[Try it]: Copy the data below exactly, omitting any picture it contains.

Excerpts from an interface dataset
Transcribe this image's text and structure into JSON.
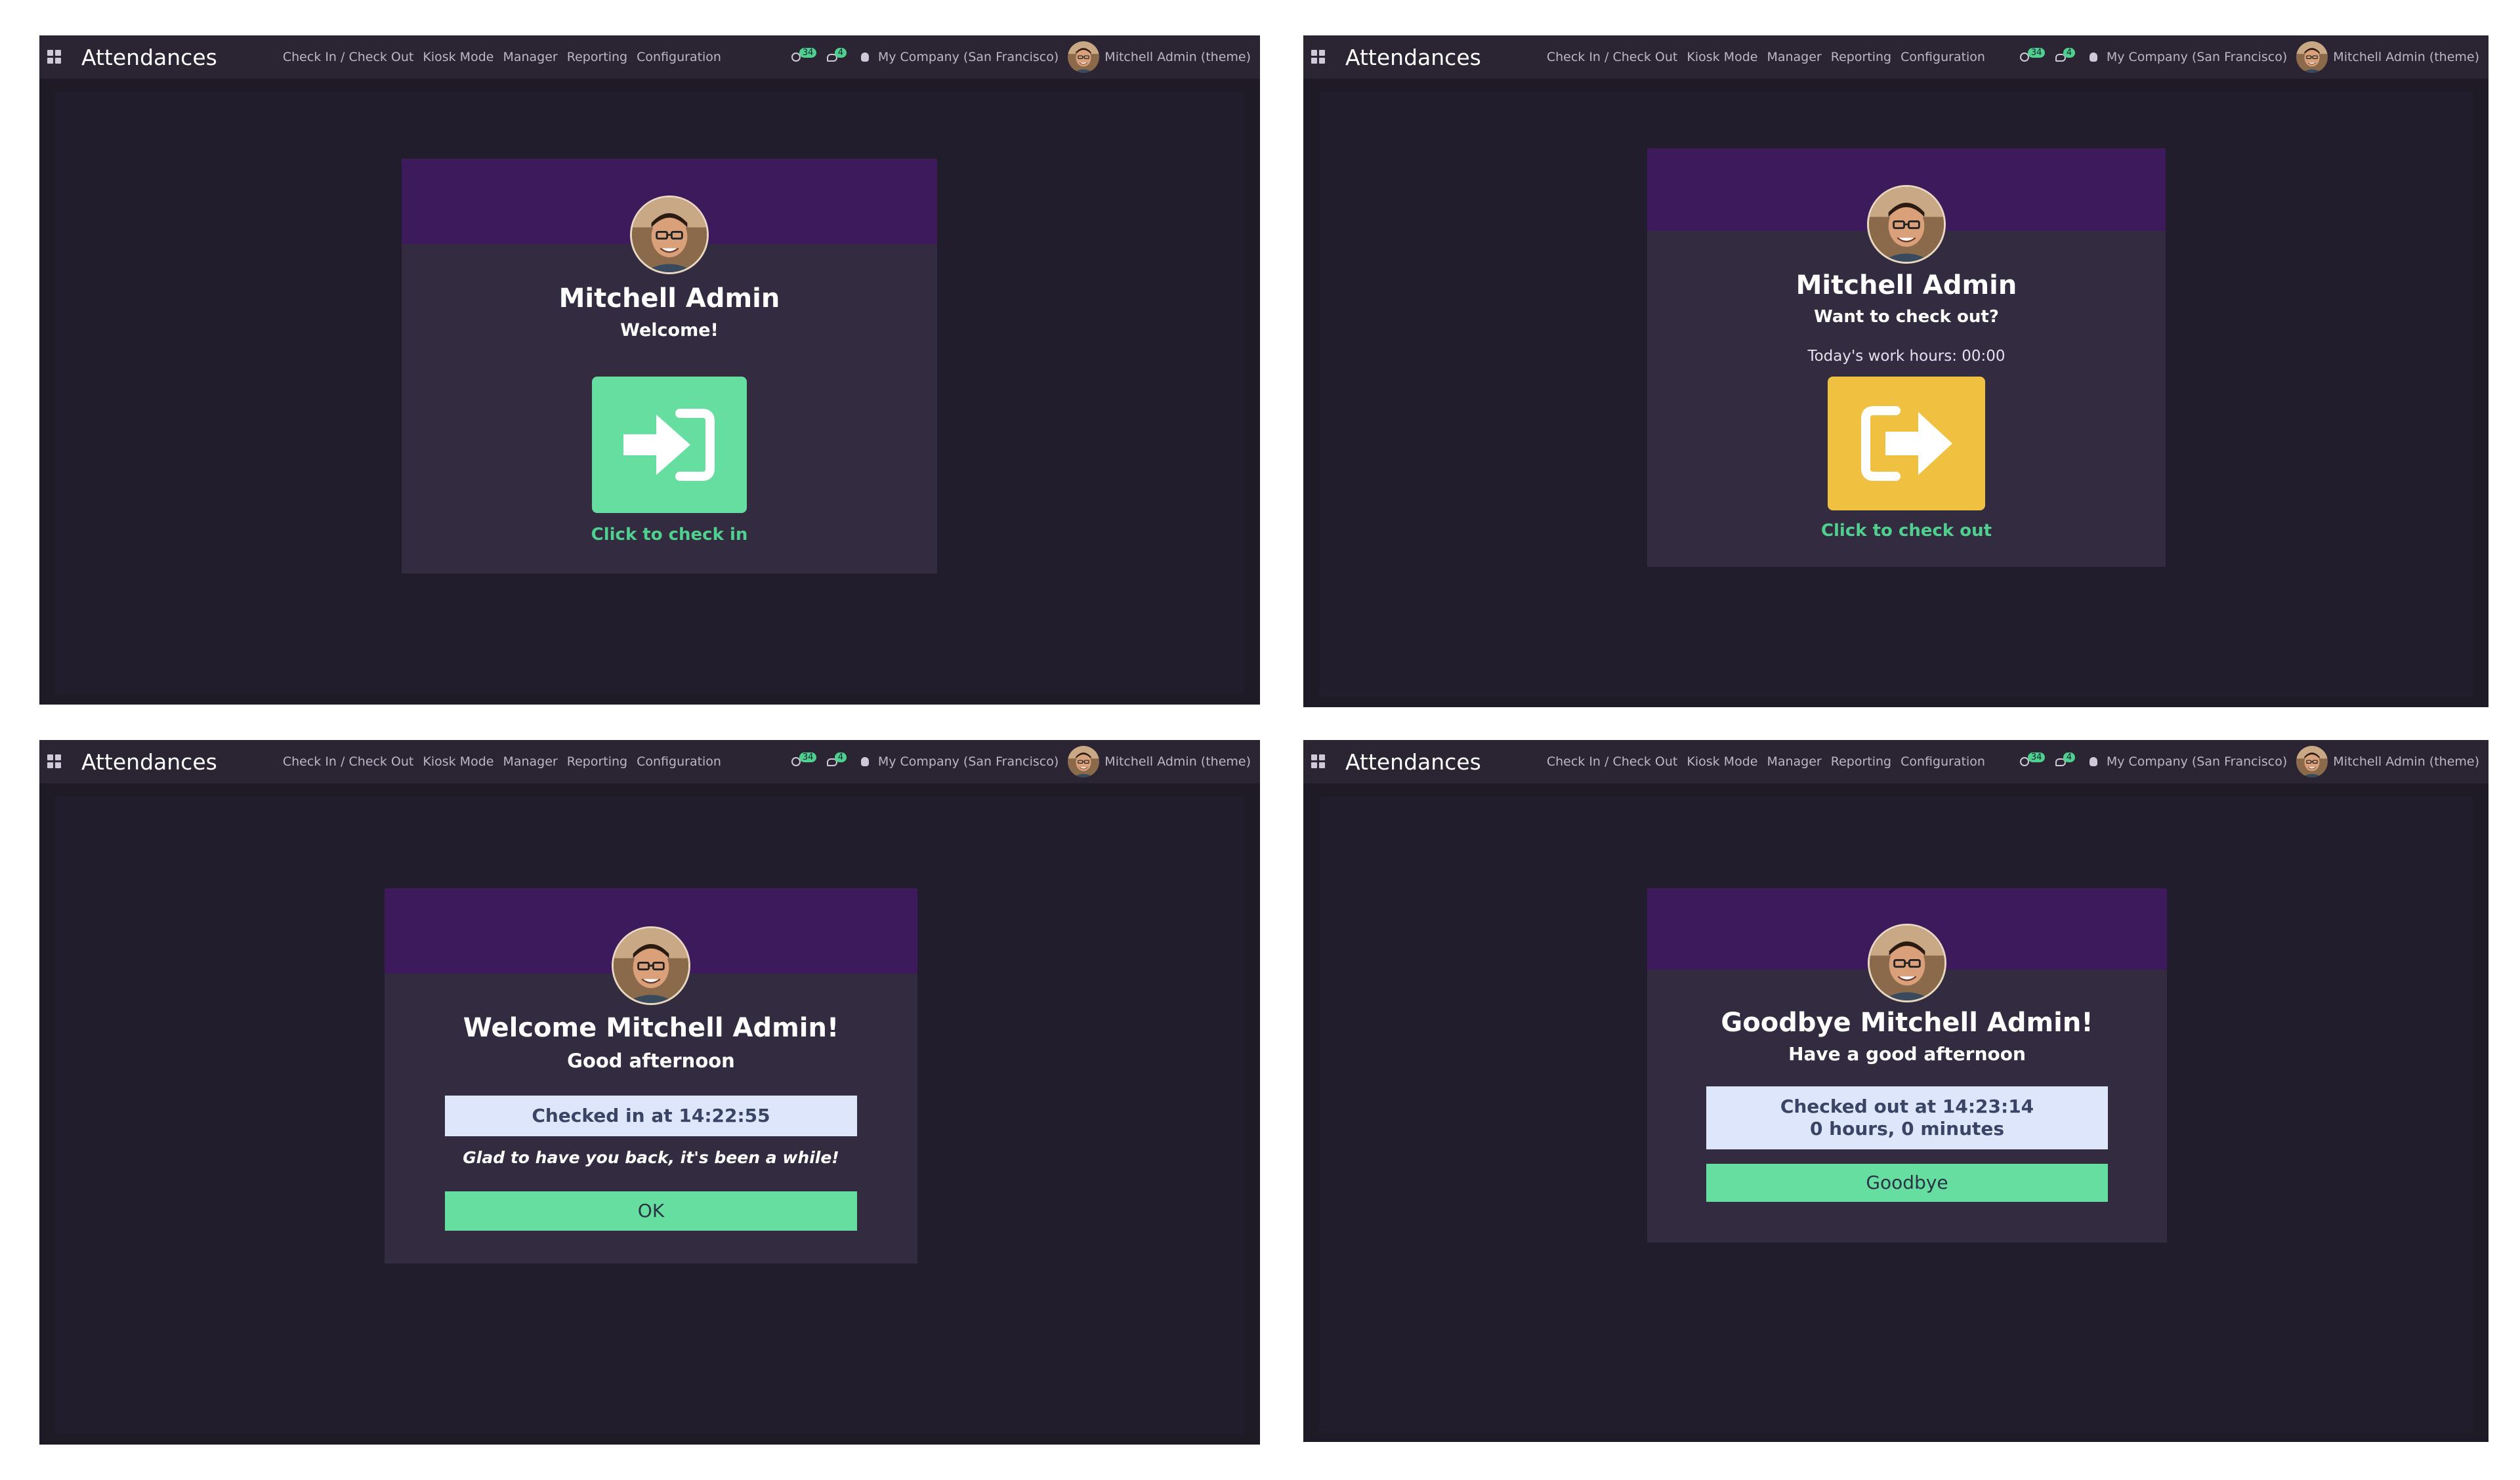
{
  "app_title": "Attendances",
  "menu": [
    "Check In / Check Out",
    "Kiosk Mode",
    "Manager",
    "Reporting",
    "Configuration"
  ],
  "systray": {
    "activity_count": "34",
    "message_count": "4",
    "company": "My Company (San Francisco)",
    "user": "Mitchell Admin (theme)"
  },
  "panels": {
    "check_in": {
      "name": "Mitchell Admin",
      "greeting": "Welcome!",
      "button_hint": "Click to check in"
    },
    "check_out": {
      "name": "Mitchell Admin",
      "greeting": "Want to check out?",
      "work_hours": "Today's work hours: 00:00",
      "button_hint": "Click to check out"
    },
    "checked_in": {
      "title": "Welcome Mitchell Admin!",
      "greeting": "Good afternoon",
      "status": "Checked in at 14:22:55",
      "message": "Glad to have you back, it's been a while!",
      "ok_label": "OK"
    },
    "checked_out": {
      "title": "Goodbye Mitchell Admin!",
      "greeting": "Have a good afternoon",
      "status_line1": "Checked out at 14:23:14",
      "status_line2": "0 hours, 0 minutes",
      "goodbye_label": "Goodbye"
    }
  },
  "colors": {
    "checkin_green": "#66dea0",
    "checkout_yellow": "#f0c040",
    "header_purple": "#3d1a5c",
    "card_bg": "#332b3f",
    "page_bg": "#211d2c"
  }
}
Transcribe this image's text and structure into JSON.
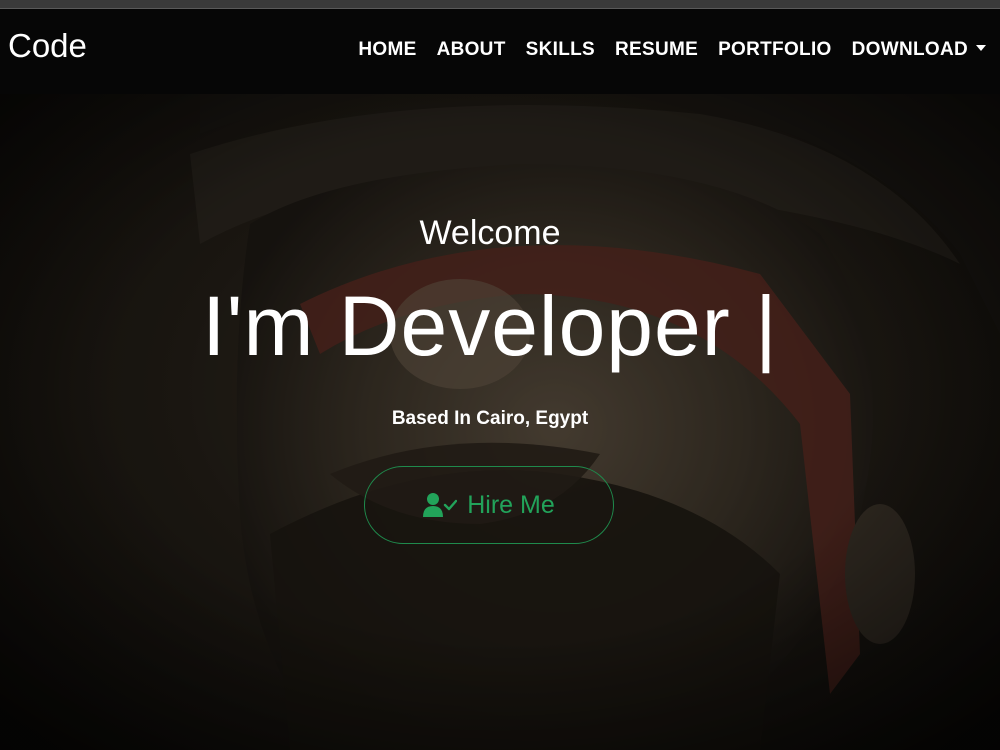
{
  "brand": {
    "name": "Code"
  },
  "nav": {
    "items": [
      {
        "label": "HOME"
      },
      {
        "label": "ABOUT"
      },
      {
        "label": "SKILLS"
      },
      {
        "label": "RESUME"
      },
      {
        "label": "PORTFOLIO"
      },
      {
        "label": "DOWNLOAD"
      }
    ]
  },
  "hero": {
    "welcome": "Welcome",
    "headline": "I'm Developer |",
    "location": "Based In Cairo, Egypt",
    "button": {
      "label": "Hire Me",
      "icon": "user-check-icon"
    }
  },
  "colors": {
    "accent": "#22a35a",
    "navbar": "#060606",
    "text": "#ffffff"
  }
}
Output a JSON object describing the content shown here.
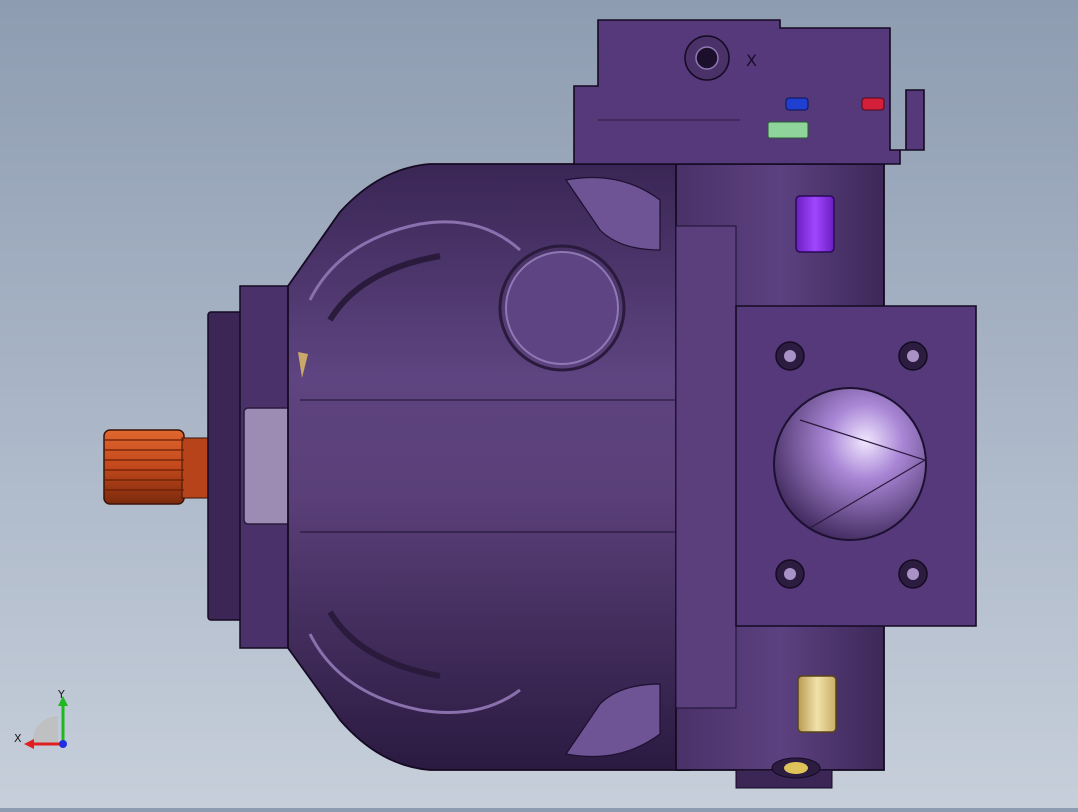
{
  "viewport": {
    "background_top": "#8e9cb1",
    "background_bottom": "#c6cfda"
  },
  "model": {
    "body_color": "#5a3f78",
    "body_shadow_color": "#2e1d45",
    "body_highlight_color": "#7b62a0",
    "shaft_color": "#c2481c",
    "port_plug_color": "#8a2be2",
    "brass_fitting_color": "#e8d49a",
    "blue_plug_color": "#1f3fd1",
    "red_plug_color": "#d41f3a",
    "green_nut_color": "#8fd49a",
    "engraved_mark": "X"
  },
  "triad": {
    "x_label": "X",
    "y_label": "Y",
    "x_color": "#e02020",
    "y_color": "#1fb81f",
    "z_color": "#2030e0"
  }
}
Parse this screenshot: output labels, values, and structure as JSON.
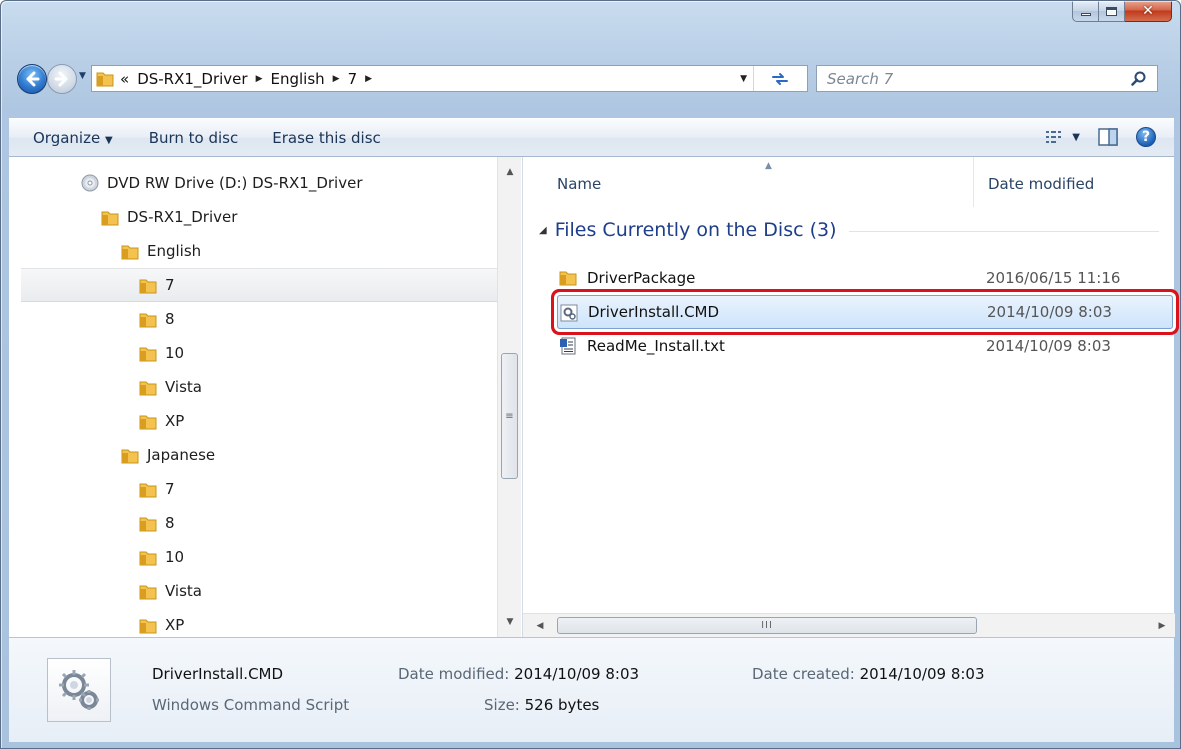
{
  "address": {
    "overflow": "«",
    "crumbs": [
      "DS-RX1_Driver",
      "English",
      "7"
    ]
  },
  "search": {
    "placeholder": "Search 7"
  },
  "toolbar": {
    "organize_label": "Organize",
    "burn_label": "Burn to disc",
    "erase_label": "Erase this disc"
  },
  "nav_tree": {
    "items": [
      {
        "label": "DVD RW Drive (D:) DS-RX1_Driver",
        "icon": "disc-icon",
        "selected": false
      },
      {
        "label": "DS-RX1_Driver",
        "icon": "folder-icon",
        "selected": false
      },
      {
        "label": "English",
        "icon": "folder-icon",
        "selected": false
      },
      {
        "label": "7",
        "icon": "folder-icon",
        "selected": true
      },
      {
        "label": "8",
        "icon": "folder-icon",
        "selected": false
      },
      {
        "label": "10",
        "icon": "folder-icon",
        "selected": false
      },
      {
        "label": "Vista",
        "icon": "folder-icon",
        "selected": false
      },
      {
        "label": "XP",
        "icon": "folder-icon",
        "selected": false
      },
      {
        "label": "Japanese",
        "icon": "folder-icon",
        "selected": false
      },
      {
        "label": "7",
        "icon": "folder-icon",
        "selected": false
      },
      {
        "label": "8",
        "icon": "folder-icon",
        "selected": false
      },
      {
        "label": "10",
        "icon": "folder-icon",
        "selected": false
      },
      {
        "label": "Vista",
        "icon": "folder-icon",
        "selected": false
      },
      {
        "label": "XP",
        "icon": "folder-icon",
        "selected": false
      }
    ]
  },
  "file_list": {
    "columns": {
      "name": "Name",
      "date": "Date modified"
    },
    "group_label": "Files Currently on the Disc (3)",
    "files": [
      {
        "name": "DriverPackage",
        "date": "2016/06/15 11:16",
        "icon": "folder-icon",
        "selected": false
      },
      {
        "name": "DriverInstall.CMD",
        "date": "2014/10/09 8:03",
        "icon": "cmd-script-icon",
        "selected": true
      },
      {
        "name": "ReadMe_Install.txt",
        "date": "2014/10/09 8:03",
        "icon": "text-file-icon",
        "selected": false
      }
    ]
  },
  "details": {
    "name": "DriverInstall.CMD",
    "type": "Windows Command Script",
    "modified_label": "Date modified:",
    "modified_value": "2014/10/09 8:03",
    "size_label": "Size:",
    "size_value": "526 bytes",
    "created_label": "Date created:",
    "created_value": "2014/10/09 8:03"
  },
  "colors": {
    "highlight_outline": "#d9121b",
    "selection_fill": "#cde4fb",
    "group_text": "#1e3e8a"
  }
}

[Finished task]:
Transcribe this image's text and structure into JSON.
{
  "app_title": "Attendances",
  "menu": [
    "Check In / Check Out",
    "Kiosk Mode",
    "Manager",
    "Reporting",
    "Configuration"
  ],
  "systray": {
    "activity_count": "34",
    "message_count": "4",
    "company": "My Company (San Francisco)",
    "user": "Mitchell Admin (theme)"
  },
  "panels": {
    "check_in": {
      "name": "Mitchell Admin",
      "greeting": "Welcome!",
      "button_hint": "Click to check in"
    },
    "check_out": {
      "name": "Mitchell Admin",
      "greeting": "Want to check out?",
      "work_hours": "Today's work hours: 00:00",
      "button_hint": "Click to check out"
    },
    "checked_in": {
      "title": "Welcome Mitchell Admin!",
      "greeting": "Good afternoon",
      "status": "Checked in at 14:22:55",
      "message": "Glad to have you back, it's been a while!",
      "ok_label": "OK"
    },
    "checked_out": {
      "title": "Goodbye Mitchell Admin!",
      "greeting": "Have a good afternoon",
      "status_line1": "Checked out at 14:23:14",
      "status_line2": "0 hours, 0 minutes",
      "goodbye_label": "Goodbye"
    }
  },
  "colors": {
    "checkin_green": "#66dea0",
    "checkout_yellow": "#f0c040",
    "header_purple": "#3d1a5c",
    "card_bg": "#332b3f",
    "page_bg": "#211d2c"
  }
}
Transcribe this image's text and structure into JSON.
{
  "brand": {
    "name": "Code"
  },
  "nav": {
    "items": [
      {
        "label": "HOME"
      },
      {
        "label": "ABOUT"
      },
      {
        "label": "SKILLS"
      },
      {
        "label": "RESUME"
      },
      {
        "label": "PORTFOLIO"
      },
      {
        "label": "DOWNLOAD"
      }
    ]
  },
  "hero": {
    "welcome": "Welcome",
    "headline": "I'm Developer |",
    "location": "Based In Cairo, Egypt",
    "button": {
      "label": "Hire Me",
      "icon": "user-check-icon"
    }
  },
  "colors": {
    "accent": "#22a35a",
    "navbar": "#060606",
    "text": "#ffffff"
  }
}
Output a JSON object describing the content shown here.
{
  "viewport": {
    "background_top": "#8e9cb1",
    "background_bottom": "#c6cfda"
  },
  "model": {
    "body_color": "#5a3f78",
    "body_shadow_color": "#2e1d45",
    "body_highlight_color": "#7b62a0",
    "shaft_color": "#c2481c",
    "port_plug_color": "#8a2be2",
    "brass_fitting_color": "#e8d49a",
    "blue_plug_color": "#1f3fd1",
    "red_plug_color": "#d41f3a",
    "green_nut_color": "#8fd49a",
    "engraved_mark": "X"
  },
  "triad": {
    "x_label": "X",
    "y_label": "Y",
    "x_color": "#e02020",
    "y_color": "#1fb81f",
    "z_color": "#2030e0"
  }
}
Parse this screenshot: output labels, values, and structure as JSON.
{
  "address": {
    "overflow": "«",
    "crumbs": [
      "DS-RX1_Driver",
      "English",
      "7"
    ]
  },
  "search": {
    "placeholder": "Search 7"
  },
  "toolbar": {
    "organize_label": "Organize",
    "burn_label": "Burn to disc",
    "erase_label": "Erase this disc"
  },
  "nav_tree": {
    "items": [
      {
        "label": "DVD RW Drive (D:) DS-RX1_Driver",
        "icon": "disc-icon",
        "selected": false
      },
      {
        "label": "DS-RX1_Driver",
        "icon": "folder-icon",
        "selected": false
      },
      {
        "label": "English",
        "icon": "folder-icon",
        "selected": false
      },
      {
        "label": "7",
        "icon": "folder-icon",
        "selected": true
      },
      {
        "label": "8",
        "icon": "folder-icon",
        "selected": false
      },
      {
        "label": "10",
        "icon": "folder-icon",
        "selected": false
      },
      {
        "label": "Vista",
        "icon": "folder-icon",
        "selected": false
      },
      {
        "label": "XP",
        "icon": "folder-icon",
        "selected": false
      },
      {
        "label": "Japanese",
        "icon": "folder-icon",
        "selected": false
      },
      {
        "label": "7",
        "icon": "folder-icon",
        "selected": false
      },
      {
        "label": "8",
        "icon": "folder-icon",
        "selected": false
      },
      {
        "label": "10",
        "icon": "folder-icon",
        "selected": false
      },
      {
        "label": "Vista",
        "icon": "folder-icon",
        "selected": false
      },
      {
        "label": "XP",
        "icon": "folder-icon",
        "selected": false
      }
    ]
  },
  "file_list": {
    "columns": {
      "name": "Name",
      "date": "Date modified"
    },
    "group_label": "Files Currently on the Disc (3)",
    "files": [
      {
        "name": "DriverPackage",
        "date": "2016/06/15 11:16",
        "icon": "folder-icon",
        "selected": false
      },
      {
        "name": "DriverInstall.CMD",
        "date": "2014/10/09 8:03",
        "icon": "cmd-script-icon",
        "selected": true
      },
      {
        "name": "ReadMe_Install.txt",
        "date": "2014/10/09 8:03",
        "icon": "text-file-icon",
        "selected": false
      }
    ]
  },
  "details": {
    "name": "DriverInstall.CMD",
    "type": "Windows Command Script",
    "modified_label": "Date modified:",
    "modified_value": "2014/10/09 8:03",
    "size_label": "Size:",
    "size_value": "526 bytes",
    "created_label": "Date created:",
    "created_value": "2014/10/09 8:03"
  },
  "colors": {
    "highlight_outline": "#d9121b",
    "selection_fill": "#cde4fb",
    "group_text": "#1e3e8a"
  }
}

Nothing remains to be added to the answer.